(Page and application data records)
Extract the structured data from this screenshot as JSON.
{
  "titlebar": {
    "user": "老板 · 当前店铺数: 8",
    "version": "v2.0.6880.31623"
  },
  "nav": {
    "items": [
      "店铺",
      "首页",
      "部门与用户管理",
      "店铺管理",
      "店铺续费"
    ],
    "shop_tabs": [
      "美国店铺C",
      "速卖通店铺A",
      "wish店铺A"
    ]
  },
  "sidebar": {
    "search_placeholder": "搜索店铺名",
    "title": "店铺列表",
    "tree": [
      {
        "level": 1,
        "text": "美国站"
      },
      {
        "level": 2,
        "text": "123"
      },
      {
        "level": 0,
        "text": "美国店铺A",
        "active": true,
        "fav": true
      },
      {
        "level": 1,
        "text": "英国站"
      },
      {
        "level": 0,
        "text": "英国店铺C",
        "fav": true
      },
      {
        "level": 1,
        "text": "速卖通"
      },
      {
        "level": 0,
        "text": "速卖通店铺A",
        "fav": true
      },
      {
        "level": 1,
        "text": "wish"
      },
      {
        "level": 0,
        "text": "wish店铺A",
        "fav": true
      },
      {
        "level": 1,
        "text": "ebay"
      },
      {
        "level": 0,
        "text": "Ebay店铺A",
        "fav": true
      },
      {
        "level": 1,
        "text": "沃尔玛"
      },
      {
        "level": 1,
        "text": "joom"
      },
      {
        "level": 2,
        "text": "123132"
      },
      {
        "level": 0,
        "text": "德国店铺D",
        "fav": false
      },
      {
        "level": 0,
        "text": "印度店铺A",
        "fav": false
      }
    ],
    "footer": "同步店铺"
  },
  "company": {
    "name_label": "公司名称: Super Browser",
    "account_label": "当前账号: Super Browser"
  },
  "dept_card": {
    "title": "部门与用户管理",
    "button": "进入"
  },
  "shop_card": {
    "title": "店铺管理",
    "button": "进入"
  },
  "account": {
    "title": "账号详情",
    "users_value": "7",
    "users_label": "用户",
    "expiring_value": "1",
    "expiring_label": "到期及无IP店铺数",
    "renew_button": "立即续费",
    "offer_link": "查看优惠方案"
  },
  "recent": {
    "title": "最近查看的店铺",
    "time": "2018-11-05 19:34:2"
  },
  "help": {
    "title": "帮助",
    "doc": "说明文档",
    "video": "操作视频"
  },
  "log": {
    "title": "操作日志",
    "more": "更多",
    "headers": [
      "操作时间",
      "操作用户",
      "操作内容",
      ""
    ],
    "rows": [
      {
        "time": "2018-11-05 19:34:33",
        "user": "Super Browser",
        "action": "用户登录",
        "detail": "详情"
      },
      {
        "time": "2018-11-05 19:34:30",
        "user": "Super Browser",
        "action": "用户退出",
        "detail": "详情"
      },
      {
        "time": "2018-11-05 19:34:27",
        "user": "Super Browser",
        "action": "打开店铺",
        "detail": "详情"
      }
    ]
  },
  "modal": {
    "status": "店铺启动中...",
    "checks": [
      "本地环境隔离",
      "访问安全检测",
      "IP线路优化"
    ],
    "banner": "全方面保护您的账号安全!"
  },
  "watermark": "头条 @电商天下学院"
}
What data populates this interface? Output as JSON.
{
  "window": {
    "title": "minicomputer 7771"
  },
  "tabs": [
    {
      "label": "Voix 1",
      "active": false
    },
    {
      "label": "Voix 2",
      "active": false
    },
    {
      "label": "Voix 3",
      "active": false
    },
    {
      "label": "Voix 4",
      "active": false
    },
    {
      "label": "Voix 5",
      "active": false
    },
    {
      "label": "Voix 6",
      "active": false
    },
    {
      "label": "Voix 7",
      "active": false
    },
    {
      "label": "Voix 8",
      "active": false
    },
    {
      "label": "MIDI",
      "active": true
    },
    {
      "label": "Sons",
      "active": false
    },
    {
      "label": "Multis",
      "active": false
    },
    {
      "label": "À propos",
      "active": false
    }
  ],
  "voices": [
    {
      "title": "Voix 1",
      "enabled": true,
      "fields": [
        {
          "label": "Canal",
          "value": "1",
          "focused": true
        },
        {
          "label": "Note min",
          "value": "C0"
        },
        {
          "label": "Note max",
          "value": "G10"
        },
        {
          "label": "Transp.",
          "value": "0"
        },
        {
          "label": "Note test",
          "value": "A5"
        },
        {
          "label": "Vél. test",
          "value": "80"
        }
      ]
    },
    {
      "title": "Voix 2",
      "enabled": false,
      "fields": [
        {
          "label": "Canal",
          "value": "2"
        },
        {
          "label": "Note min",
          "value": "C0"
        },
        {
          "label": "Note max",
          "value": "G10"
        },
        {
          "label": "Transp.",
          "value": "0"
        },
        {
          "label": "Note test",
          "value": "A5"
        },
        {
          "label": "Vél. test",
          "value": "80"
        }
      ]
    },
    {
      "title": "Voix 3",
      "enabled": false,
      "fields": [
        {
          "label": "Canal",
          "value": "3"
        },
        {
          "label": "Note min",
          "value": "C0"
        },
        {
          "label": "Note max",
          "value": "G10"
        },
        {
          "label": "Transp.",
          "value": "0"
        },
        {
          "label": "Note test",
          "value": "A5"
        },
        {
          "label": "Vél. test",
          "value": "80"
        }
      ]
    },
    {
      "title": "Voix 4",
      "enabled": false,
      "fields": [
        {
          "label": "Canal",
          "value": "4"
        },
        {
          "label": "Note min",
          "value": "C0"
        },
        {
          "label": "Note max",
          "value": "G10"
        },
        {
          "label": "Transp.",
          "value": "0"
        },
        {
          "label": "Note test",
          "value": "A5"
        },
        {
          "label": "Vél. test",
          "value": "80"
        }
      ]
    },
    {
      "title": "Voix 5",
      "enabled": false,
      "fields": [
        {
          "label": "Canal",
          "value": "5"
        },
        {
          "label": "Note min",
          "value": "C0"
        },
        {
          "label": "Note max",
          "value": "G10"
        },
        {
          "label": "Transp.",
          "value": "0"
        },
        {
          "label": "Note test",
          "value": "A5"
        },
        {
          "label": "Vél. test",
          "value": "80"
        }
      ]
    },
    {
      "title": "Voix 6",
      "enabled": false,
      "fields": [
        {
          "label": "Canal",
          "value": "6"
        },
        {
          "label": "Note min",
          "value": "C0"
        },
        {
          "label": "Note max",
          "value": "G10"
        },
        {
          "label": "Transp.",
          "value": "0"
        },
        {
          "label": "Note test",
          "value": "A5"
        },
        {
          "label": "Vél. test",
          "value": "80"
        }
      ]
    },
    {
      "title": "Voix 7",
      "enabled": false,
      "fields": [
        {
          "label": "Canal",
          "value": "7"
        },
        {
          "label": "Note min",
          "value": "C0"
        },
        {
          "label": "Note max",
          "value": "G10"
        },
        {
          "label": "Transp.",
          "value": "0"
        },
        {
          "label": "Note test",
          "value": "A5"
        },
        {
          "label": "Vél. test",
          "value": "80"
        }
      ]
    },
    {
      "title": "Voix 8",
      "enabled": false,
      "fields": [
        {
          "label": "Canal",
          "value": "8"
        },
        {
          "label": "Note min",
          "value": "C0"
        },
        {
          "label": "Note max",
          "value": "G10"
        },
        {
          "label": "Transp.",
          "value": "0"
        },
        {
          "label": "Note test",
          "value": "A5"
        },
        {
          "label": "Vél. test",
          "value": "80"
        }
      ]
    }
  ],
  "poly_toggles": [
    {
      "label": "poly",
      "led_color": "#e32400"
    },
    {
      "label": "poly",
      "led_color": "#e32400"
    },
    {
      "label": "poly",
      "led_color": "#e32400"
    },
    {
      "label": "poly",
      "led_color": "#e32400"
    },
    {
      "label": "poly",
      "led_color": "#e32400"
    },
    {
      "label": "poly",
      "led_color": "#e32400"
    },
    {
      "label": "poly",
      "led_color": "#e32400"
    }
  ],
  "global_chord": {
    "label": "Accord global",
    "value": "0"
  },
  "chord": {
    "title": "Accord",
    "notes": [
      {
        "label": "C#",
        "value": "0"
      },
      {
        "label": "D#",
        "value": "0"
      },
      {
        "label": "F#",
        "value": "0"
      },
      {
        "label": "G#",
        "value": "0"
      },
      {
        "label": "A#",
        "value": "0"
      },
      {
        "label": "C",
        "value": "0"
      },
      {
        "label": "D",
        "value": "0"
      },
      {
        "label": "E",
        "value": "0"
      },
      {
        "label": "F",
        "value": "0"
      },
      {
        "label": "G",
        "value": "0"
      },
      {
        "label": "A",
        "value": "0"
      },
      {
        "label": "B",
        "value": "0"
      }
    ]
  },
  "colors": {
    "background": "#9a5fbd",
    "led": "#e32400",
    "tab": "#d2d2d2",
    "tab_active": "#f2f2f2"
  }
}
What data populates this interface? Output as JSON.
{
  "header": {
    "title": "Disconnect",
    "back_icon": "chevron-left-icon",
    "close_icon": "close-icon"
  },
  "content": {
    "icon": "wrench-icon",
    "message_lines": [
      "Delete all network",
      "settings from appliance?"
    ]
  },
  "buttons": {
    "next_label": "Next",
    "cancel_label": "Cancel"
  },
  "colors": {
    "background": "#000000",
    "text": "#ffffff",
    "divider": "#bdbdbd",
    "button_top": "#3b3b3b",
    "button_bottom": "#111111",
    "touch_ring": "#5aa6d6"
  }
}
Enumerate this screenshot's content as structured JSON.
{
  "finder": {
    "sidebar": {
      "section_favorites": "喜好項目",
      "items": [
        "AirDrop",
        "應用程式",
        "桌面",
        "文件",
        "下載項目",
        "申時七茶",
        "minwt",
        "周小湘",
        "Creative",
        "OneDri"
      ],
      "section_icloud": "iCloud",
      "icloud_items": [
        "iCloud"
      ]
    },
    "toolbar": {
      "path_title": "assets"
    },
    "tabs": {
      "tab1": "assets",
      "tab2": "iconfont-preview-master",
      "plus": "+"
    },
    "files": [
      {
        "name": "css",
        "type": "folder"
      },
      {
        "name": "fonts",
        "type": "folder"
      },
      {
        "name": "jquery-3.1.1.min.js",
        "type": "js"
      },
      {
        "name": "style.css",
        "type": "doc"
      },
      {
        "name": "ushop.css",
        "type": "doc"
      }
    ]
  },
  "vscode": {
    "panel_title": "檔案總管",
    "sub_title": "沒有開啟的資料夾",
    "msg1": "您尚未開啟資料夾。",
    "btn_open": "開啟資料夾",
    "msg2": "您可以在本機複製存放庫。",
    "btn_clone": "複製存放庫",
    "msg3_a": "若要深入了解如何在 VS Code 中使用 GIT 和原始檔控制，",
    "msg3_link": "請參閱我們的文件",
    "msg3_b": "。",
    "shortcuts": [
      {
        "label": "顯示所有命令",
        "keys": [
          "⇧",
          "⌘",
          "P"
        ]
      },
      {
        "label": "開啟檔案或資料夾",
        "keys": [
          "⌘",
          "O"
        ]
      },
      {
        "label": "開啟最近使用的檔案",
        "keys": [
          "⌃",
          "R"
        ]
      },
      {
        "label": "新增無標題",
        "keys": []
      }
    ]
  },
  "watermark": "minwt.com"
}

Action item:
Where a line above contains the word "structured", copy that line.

Solution for this task:
Extract the structured data from this screenshot as JSON.
Enumerate this screenshot's content as structured JSON.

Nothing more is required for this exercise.